What’s new in tech
YouTube adds Wikipedia links
YouTube announced last week that it will add Wikipedia links to videos about controversial topics and conspiracy theories in order to “better inform viewers,” said Blake Montgomery in BuzzFeed.com. The company concedes that adding links to videos about subjects such as the moon landing or chemtrails is by no means “a full-scale solution” to the complex problem of misinformation on the platform. But it’s the first step in what the company said will be a series of tools to help contextualize videos. The Wikimedia Foundation, which runs the online encyclopedia Wikipedia, said “it had not been given advance notice of YouTube’s announcement,” adding that no “formal partnership with YouTube” exists. Wikipedia itself is crowdsourced, meaning anyone can edit it, and it “remains unclear how YouTube will ensure factual accuracy” of the suggested links.
Facial-recognition tech at arenas

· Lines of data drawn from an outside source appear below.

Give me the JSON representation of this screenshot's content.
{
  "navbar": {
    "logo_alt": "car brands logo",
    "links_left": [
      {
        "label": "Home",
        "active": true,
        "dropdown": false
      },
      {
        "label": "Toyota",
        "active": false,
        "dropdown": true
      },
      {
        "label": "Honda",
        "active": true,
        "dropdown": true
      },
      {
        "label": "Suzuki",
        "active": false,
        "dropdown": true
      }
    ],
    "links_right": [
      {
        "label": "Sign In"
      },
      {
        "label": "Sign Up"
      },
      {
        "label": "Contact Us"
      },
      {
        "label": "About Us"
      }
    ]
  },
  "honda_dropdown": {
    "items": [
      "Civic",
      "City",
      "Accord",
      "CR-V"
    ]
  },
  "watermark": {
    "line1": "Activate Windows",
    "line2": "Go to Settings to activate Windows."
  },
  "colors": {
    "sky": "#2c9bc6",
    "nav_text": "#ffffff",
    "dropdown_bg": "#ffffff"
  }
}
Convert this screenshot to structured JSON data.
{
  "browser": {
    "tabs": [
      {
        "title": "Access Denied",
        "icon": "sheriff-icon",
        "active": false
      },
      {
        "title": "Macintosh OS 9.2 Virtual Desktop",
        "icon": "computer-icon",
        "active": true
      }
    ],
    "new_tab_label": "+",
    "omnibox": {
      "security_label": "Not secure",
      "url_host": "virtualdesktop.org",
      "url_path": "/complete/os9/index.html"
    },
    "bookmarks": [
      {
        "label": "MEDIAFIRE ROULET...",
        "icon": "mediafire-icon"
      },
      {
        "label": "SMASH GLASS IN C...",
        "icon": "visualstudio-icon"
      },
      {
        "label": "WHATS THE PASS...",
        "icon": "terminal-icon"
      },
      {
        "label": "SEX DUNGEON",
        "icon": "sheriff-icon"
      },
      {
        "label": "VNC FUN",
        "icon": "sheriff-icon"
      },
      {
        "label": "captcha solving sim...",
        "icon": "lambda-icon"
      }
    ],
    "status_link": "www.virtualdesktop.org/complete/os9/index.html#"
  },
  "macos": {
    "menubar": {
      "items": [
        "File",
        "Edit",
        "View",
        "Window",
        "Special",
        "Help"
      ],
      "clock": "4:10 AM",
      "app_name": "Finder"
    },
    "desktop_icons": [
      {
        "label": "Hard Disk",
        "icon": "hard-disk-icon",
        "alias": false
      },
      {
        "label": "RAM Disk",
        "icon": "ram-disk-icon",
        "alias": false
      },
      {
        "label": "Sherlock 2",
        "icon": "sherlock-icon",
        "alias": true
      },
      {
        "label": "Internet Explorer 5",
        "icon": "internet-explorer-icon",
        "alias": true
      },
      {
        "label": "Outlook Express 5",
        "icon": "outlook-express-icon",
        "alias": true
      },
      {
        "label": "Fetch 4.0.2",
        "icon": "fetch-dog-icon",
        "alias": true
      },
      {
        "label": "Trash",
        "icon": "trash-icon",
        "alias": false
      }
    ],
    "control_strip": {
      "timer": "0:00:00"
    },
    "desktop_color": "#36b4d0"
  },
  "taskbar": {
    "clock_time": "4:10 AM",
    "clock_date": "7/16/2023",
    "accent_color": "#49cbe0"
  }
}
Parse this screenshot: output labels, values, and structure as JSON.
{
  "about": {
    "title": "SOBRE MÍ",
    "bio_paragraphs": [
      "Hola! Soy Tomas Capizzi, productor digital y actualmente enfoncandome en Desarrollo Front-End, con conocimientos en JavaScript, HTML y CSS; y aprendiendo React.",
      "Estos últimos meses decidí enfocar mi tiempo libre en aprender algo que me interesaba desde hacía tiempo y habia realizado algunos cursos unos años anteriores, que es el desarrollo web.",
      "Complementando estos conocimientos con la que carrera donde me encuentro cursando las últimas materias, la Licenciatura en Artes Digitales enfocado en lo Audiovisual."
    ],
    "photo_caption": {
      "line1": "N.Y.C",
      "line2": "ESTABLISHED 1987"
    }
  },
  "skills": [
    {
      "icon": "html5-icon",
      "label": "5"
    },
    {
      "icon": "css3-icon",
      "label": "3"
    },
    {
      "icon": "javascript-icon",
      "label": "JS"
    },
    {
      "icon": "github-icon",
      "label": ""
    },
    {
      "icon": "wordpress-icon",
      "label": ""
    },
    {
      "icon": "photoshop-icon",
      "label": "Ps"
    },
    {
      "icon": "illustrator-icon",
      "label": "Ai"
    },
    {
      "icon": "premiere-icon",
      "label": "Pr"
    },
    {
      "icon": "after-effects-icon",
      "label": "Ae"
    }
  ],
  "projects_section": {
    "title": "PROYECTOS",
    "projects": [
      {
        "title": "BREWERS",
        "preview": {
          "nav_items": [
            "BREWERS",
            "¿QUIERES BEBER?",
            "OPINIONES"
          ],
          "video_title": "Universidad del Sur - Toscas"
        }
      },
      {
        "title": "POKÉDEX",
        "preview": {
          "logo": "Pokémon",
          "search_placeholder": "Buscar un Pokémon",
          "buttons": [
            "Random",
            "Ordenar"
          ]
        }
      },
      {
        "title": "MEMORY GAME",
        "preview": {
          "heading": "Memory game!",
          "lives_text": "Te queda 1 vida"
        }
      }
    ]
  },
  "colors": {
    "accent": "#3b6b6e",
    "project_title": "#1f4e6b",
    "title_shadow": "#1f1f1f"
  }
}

New York City’s Madison Square Garden is quietly using facial-recognition technology “to bolster security and identify those entering the building,” said Kevin Draper in The New York Times. Cameras at various entrance points reportedly capture images of people, and an algorithm compares the images to a database of photographs to determine if a person is considered a security “problem.” The arena, home to major sporting and concert events, is already known for its “tight security.” But facial recognition comfortably places it “in the vanguard” of sporting facilities across the country. Security is the “most obvious” use for the technology, but in the future, it could allow ticketholders to enter, and purchase from concessions, without ever taking out their wallet.
The startup that preserves brains
“There’s never been anything quite like Nectome,” said Antonio Regalado in TechnologyReview.com. The startup, founded by MIT computer scientists, is developing a high-tech embalming process “for exquisitely preserving brains in microscopic detail.” The idea is that future scientists will take the scan of your brain “and turn it into a computer simulation.” In other words, someone “a lot like you, though not exactly you, will smell the flowers again in a data server somewhere.” The growing popularity of the concept of “immortality as a computer program” has helped Nectome raise $1 million in funding. Nectome’s brain-preserving process comes with a “grisly” caveat, however. For the procedure to work, “you have to be euthanized first.”